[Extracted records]
-------------------------

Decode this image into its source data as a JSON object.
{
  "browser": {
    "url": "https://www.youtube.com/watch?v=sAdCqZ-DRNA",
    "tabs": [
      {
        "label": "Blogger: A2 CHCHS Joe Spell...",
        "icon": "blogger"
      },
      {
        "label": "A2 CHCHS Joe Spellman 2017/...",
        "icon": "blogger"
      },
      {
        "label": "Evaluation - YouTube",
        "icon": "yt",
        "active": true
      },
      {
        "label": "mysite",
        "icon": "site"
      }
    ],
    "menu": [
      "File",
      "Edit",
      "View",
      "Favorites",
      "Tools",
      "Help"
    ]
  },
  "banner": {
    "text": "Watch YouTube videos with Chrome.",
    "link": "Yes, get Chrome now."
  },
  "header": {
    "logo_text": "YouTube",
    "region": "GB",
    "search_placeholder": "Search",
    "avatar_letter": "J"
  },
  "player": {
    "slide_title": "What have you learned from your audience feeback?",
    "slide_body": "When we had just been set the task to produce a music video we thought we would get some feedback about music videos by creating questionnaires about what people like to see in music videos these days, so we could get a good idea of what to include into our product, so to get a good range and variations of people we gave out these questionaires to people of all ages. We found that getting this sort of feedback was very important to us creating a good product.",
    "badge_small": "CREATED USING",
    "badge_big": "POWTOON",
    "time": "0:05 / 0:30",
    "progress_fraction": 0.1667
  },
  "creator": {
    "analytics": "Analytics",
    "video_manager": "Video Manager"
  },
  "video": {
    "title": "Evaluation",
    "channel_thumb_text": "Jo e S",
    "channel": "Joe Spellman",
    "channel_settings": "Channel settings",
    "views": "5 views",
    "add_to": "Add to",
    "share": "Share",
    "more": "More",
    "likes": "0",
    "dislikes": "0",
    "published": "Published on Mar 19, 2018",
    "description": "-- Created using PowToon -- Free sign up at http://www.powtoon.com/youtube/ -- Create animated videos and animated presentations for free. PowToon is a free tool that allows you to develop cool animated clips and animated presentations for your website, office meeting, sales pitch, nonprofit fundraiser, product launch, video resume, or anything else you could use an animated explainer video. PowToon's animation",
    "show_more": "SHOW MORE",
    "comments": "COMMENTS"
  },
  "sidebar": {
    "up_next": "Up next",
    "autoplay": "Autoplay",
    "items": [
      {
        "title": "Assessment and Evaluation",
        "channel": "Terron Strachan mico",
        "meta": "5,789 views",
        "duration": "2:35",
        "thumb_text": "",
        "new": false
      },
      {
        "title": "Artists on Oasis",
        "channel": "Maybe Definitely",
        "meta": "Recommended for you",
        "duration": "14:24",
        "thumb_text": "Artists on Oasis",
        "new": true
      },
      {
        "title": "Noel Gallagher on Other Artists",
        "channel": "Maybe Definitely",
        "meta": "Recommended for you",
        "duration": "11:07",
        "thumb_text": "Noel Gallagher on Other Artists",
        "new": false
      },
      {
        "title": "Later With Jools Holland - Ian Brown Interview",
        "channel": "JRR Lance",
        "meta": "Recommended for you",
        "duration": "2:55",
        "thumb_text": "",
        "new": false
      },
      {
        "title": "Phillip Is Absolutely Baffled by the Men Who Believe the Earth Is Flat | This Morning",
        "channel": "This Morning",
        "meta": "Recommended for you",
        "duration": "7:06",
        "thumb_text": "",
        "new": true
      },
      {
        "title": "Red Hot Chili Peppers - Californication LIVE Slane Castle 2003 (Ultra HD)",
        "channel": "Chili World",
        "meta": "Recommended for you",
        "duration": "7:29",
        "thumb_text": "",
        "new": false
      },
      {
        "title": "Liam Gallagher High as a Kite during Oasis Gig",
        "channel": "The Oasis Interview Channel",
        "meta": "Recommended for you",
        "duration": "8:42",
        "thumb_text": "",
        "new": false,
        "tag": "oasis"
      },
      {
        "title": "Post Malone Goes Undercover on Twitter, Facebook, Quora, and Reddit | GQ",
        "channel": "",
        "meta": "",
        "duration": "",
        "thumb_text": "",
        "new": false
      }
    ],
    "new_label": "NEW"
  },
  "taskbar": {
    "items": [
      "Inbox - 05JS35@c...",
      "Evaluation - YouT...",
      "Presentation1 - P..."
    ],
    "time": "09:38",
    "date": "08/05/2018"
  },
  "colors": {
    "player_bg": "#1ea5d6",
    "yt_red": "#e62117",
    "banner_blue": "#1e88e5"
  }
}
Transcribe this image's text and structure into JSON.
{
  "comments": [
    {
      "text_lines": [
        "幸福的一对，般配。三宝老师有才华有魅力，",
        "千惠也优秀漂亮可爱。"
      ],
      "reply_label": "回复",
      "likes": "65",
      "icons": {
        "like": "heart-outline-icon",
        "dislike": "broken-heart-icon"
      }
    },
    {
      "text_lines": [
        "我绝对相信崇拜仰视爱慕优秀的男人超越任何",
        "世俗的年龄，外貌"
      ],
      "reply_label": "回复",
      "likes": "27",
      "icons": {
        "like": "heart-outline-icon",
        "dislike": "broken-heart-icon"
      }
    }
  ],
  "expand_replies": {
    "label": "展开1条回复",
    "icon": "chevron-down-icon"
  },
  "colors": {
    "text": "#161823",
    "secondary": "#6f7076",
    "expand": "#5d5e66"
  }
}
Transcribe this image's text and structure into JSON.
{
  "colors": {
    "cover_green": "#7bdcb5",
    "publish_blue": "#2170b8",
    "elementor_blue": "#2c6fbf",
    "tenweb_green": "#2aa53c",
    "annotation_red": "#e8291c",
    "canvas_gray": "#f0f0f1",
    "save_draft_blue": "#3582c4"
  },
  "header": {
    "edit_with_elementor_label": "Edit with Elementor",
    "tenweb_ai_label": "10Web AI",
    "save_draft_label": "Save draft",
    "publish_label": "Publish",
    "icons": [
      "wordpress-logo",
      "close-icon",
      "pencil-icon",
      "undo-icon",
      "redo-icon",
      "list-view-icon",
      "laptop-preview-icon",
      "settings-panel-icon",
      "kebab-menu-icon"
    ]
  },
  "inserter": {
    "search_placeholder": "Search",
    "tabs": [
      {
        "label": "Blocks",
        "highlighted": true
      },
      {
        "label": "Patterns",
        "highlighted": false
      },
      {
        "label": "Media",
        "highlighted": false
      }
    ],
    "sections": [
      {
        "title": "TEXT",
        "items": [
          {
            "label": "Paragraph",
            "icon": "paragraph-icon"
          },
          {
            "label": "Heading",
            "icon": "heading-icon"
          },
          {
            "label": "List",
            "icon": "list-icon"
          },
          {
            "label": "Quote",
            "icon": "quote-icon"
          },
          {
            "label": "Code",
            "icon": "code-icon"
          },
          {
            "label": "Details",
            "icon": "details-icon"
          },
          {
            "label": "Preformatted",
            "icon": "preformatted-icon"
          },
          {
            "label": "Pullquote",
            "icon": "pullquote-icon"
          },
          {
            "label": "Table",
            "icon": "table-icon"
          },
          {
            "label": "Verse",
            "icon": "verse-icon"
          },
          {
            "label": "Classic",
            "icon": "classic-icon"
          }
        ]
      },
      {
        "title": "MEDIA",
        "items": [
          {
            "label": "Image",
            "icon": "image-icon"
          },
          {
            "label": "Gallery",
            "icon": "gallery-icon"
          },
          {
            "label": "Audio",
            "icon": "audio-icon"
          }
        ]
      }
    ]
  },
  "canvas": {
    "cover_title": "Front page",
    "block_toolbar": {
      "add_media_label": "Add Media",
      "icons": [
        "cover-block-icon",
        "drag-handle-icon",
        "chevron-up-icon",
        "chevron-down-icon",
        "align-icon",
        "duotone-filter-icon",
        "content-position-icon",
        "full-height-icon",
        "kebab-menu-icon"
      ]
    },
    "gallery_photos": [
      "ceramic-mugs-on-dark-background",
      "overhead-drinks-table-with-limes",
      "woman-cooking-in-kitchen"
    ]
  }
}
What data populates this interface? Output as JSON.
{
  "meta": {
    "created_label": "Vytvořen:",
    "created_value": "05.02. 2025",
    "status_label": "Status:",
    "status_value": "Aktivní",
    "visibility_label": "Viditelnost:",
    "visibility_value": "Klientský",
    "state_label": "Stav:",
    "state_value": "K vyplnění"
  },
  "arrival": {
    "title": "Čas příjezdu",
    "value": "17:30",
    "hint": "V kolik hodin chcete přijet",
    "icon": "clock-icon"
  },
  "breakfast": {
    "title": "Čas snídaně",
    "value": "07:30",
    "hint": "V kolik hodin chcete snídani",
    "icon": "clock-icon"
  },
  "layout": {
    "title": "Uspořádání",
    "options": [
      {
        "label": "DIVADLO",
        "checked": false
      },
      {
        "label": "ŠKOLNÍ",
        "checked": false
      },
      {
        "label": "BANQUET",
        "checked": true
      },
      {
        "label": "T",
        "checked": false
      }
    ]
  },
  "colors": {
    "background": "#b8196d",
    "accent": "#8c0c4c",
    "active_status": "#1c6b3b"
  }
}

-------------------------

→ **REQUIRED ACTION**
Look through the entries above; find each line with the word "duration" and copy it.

→ **RESPONSE BOX**
        "duration": "2:35",
        "duration": "14:24",
        "duration": "11:07",
        "duration": "2:55",
        "duration": "7:06",
        "duration": "7:29",
        "duration": "8:42",
        "duration": "",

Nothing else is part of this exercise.